On December 10, 2023, Middle Tennessee was hit by a series of tornadoes and severe storms that caused widespread damage and power outages. The National Weather Service issued tornado warnings for multiple counties, and there were several unconfirmed touchdowns across the area. The storms caused at least six deaths and dozens of injuries across the region.
The tornadoes destroyed homes, downed thousands of trees, snapped power poles, and caused structural damage across Middle Tennessee. The hardest-hit areas were Dickson and Kingston Springs, where EF-2 tornadoes topped out at 135 and 125 mph, respectively.
The aftermath of the storms left many residents without power and struggling to cope with the damage. The Tennessee Emergency Management Agency reported that more than 20 counties were affected by the storms statewide.
The storms have highlighted the need for better disaster preparedness and response in Middle Tennessee. Governor Bill Lee visited some of the hardest-hit communities in West Tennessee on December 11, calling it a “very difficult day for many of our neighbors”
In the wake of the storms, President Joe Biden approved an emergency declaration in Tennessee, releasing federal assistance for nine counties impacted by the storms. The storms have also raised concerns about the impact of climate change on severe weather events. According to the National Oceanic and Atmospheric Administration, climate change is expected to increase the frequency and intensity of extreme weather events, including tornadoes and severe storms.

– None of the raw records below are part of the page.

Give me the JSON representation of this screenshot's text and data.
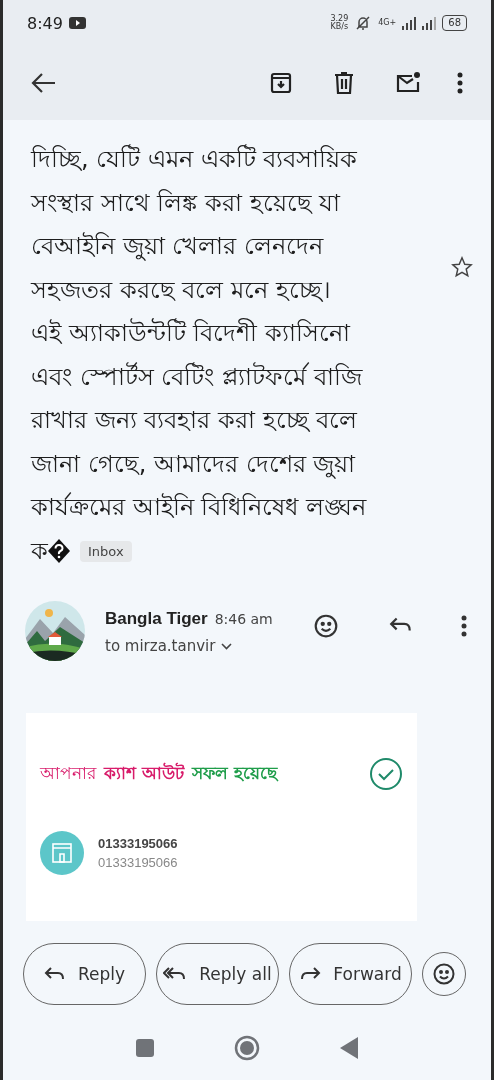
{
  "status_bar": {
    "time": "8:49",
    "speed": "3.29",
    "speed_unit": "KB/s",
    "network": "4G+",
    "battery": "68"
  },
  "body_lines": [
    "দিচ্ছি, যেটি এমন একটি ব্যবসায়িক",
    "সংস্থার সাথে লিঙ্ক করা হয়েছে যা",
    "বেআইনি জুয়া খেলার লেনদেন",
    "সহজতর করছে বলে মনে হচ্ছে।",
    "এই অ্যাকাউন্টটি বিদেশী ক্যাসিনো",
    "এবং স্পোর্টস বেটিং প্ল্যাটফর্মে বাজি",
    "রাখার জন্য ব্যবহার করা হচ্ছে বলে",
    "জানা গেছে, আমাদের দেশের জুয়া",
    "কার্যক্রমের আইনি বিধিনিষেধ লঙ্ঘন"
  ],
  "last_line": "ক",
  "label": "Inbox",
  "starred": false,
  "sender": {
    "name": "Bangla Tiger",
    "time": "8:46 am",
    "to": "to mirza.tanvir"
  },
  "card": {
    "title_parts": [
      {
        "text": "আপনার",
        "color": "#d81b6a",
        "bold": false
      },
      {
        "text": "ক্যাশ আউট",
        "color": "#d81b6a",
        "bold": true
      },
      {
        "text": "সফল হয়েছে",
        "color": "#1f9d4a",
        "bold": true
      }
    ],
    "number": "01333195066",
    "number_sub": "01333195066"
  },
  "actions": [
    {
      "label": "Reply",
      "kind": "reply"
    },
    {
      "label": "Reply all",
      "kind": "reply_all"
    },
    {
      "label": "Forward",
      "kind": "forward"
    }
  ]
}
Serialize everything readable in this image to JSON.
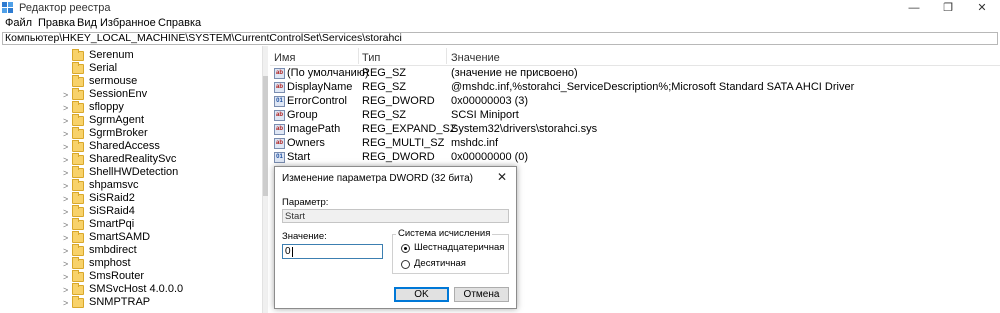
{
  "window": {
    "title": "Редактор реестра",
    "minimize": "—",
    "maximize": "❐",
    "close": "✕"
  },
  "menu": [
    "Файл",
    "Правка",
    "Вид",
    "Избранное",
    "Справка"
  ],
  "address": "Компьютер\\HKEY_LOCAL_MACHINE\\SYSTEM\\CurrentControlSet\\Services\\storahci",
  "tree": {
    "items": [
      {
        "label": "Serenum",
        "expandable": false
      },
      {
        "label": "Serial",
        "expandable": false
      },
      {
        "label": "sermouse",
        "expandable": false
      },
      {
        "label": "SessionEnv",
        "expandable": true
      },
      {
        "label": "sfloppy",
        "expandable": true
      },
      {
        "label": "SgrmAgent",
        "expandable": true
      },
      {
        "label": "SgrmBroker",
        "expandable": true
      },
      {
        "label": "SharedAccess",
        "expandable": true
      },
      {
        "label": "SharedRealitySvc",
        "expandable": true
      },
      {
        "label": "ShellHWDetection",
        "expandable": true
      },
      {
        "label": "shpamsvc",
        "expandable": true
      },
      {
        "label": "SiSRaid2",
        "expandable": true
      },
      {
        "label": "SiSRaid4",
        "expandable": true
      },
      {
        "label": "SmartPqi",
        "expandable": true
      },
      {
        "label": "SmartSAMD",
        "expandable": true
      },
      {
        "label": "smbdirect",
        "expandable": true
      },
      {
        "label": "smphost",
        "expandable": true
      },
      {
        "label": "SmsRouter",
        "expandable": true
      },
      {
        "label": "SMSvcHost 4.0.0.0",
        "expandable": true
      },
      {
        "label": "SNMPTRAP",
        "expandable": true
      }
    ]
  },
  "list": {
    "columns": [
      "Имя",
      "Тип",
      "Значение"
    ],
    "rows": [
      {
        "icon": "ab",
        "name": "(По умолчанию)",
        "type": "REG_SZ",
        "value": "(значение не присвоено)"
      },
      {
        "icon": "ab",
        "name": "DisplayName",
        "type": "REG_SZ",
        "value": "@mshdc.inf,%storahci_ServiceDescription%;Microsoft Standard SATA AHCI Driver"
      },
      {
        "icon": "dword",
        "name": "ErrorControl",
        "type": "REG_DWORD",
        "value": "0x00000003 (3)"
      },
      {
        "icon": "ab",
        "name": "Group",
        "type": "REG_SZ",
        "value": "SCSI Miniport"
      },
      {
        "icon": "ab",
        "name": "ImagePath",
        "type": "REG_EXPAND_SZ",
        "value": "System32\\drivers\\storahci.sys"
      },
      {
        "icon": "ab",
        "name": "Owners",
        "type": "REG_MULTI_SZ",
        "value": "mshdc.inf"
      },
      {
        "icon": "dword",
        "name": "Start",
        "type": "REG_DWORD",
        "value": "0x00000000 (0)"
      }
    ]
  },
  "dialog": {
    "title": "Изменение параметра DWORD (32 бита)",
    "close": "✕",
    "param_label": "Параметр:",
    "param_value": "Start",
    "value_label": "Значение:",
    "value_input": "0",
    "base_group_label": "Система исчисления",
    "radio_hex": "Шестнадцатеричная",
    "radio_dec": "Десятичная",
    "selected_base": "hex",
    "ok": "OK",
    "cancel": "Отмена"
  }
}
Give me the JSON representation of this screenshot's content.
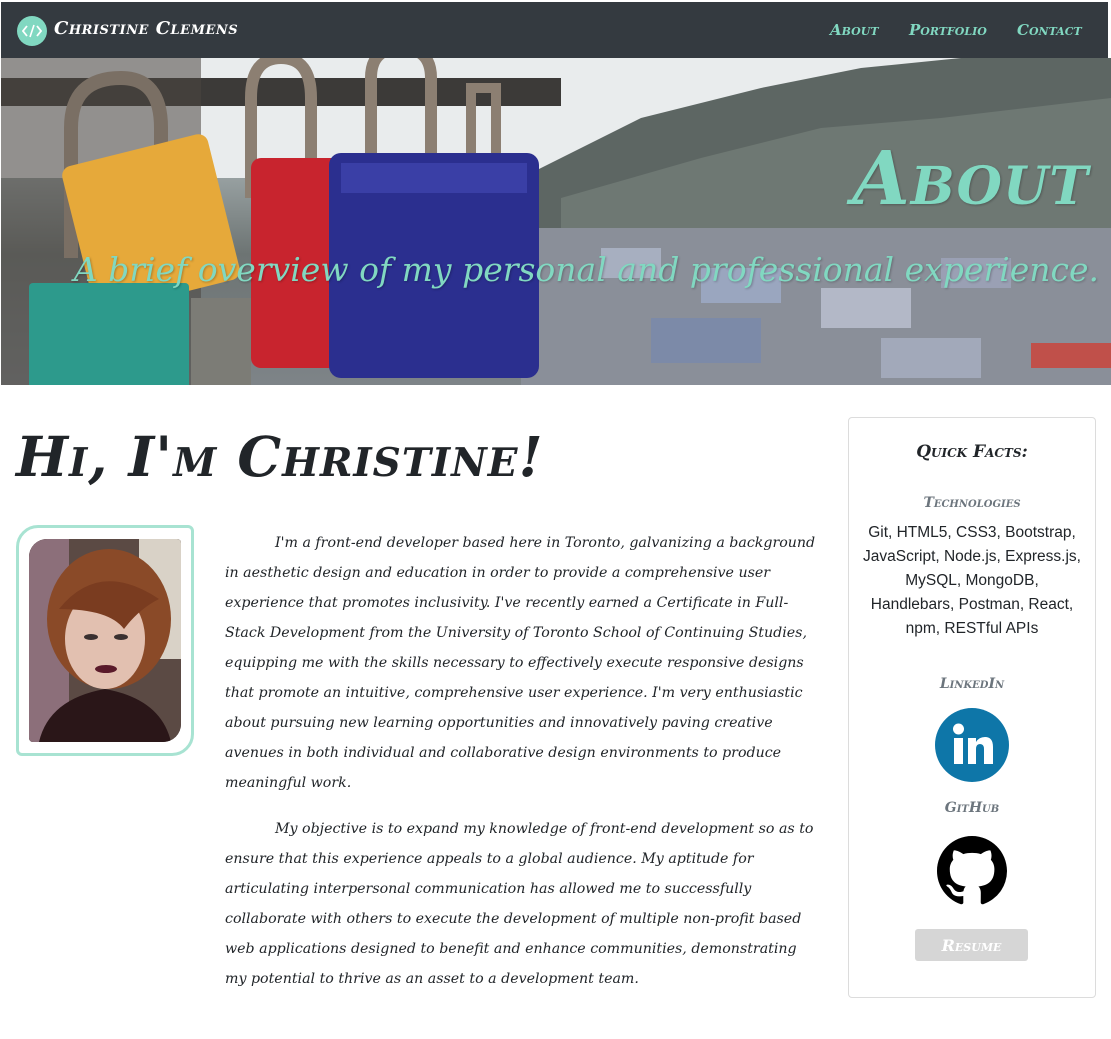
{
  "navbar": {
    "brand_name": "Christine Clemens",
    "brand_icon": "code-icon",
    "links": [
      "About",
      "Portfolio",
      "Contact"
    ]
  },
  "hero": {
    "title": "About",
    "subtitle": "A brief overview of my personal and professional experience."
  },
  "main": {
    "greeting": "Hi, I'm Christine!",
    "bio_paragraphs": [
      "I'm a front-end developer based here in Toronto, galvanizing a background in aesthetic design and education in order to provide a comprehensive user experience that promotes inclusivity. I've recently earned a Certificate in Full-Stack Development from the University of Toronto School of Continuing Studies, equipping me with the skills necessary to effectively execute responsive designs that promote an intuitive, comprehensive user experience. I'm very enthusiastic about pursuing new learning opportunities and innovatively paving creative avenues in both individual and collaborative design environments to produce meaningful work.",
      "My objective is to expand my knowledge of front-end development so as to ensure that this experience appeals to a global audience. My aptitude for articulating interpersonal communication has allowed me to successfully collaborate with others to execute the development of multiple non-profit based web applications designed to benefit and enhance communities, demonstrating my potential to thrive as an asset to a development team."
    ]
  },
  "sidebar": {
    "title": "Quick Facts:",
    "technologies_heading": "Technologies",
    "technologies": "Git, HTML5, CSS3, Bootstrap, JavaScript, Node.js, Express.js, MySQL, MongoDB, Handlebars, Postman, React, npm, RESTful APIs",
    "linkedin_heading": "LinkedIn",
    "linkedin_icon": "linkedin-icon",
    "github_heading": "GitHub",
    "github_icon": "github-icon",
    "resume_label": "Resume"
  },
  "colors": {
    "accent": "#81d8c1",
    "navbar": "#343a40",
    "linkedin": "#0e76a8"
  }
}
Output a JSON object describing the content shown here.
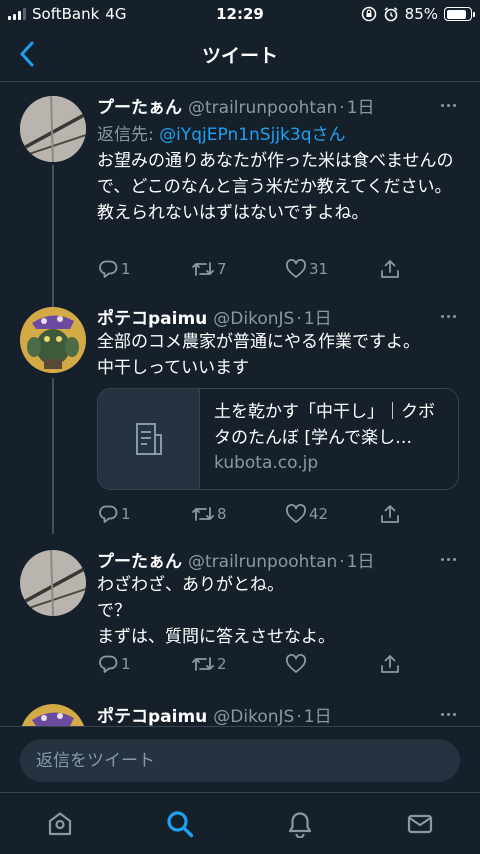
{
  "status_bar": {
    "carrier": "SoftBank",
    "network": "4G",
    "time": "12:29",
    "battery": "85%",
    "battery_level": 0.85,
    "icons": [
      "signal-icon",
      "orientation-lock-icon",
      "alarm-icon",
      "battery-icon"
    ]
  },
  "nav": {
    "title": "ツイート",
    "back_icon": "chevron-left-icon"
  },
  "tweets": [
    {
      "display_name": "プーたぁん",
      "handle": "@trailrunpoohtan",
      "time": "1日",
      "reply_prefix": "返信先: ",
      "reply_mention": "@iYqjEPn1nSjjk3q",
      "reply_suffix": "さん",
      "text": "お望みの通りあなたが作った米は食べませんので、どこのなんと言う米だか教えてください。\n教えられないはずはないですよね。",
      "replies": "1",
      "retweets": "7",
      "likes": "31"
    },
    {
      "display_name": "ポテコpaimu",
      "handle": "@DikonJS",
      "time": "1日",
      "text": "全部のコメ農家が普通にやる作業ですよ。\n中干しっていいます",
      "card": {
        "title": "土を乾かす「中干し」｜クボタのたんぼ [学んで楽し…",
        "domain": "kubota.co.jp"
      },
      "replies": "1",
      "retweets": "8",
      "likes": "42"
    },
    {
      "display_name": "プーたぁん",
      "handle": "@trailrunpoohtan",
      "time": "1日",
      "text": "わざわざ、ありがとね。\nで？\nまずは、質問に答えさせなよ。",
      "replies": "1",
      "retweets": "2",
      "likes": ""
    },
    {
      "display_name": "ポテコpaimu",
      "handle": "@DikonJS",
      "time": "1日"
    }
  ],
  "composer": {
    "placeholder": "返信をツイート"
  },
  "tabs": [
    "home-icon",
    "search-icon",
    "notifications-icon",
    "messages-icon"
  ],
  "colors": {
    "background": "#15202b",
    "accent": "#1da1f2",
    "secondary_text": "#8899a6",
    "border": "#38444d"
  }
}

The tornadoes and severe storms that hit Middle Tennessee on December 10, 2023, caused widespread damage and power outages, leaving many residents struggling to cope with the aftermath. The storms have highlighted the need for better disaster preparedness and response in the region and raised concerns about the impact of climate change on severe weather events.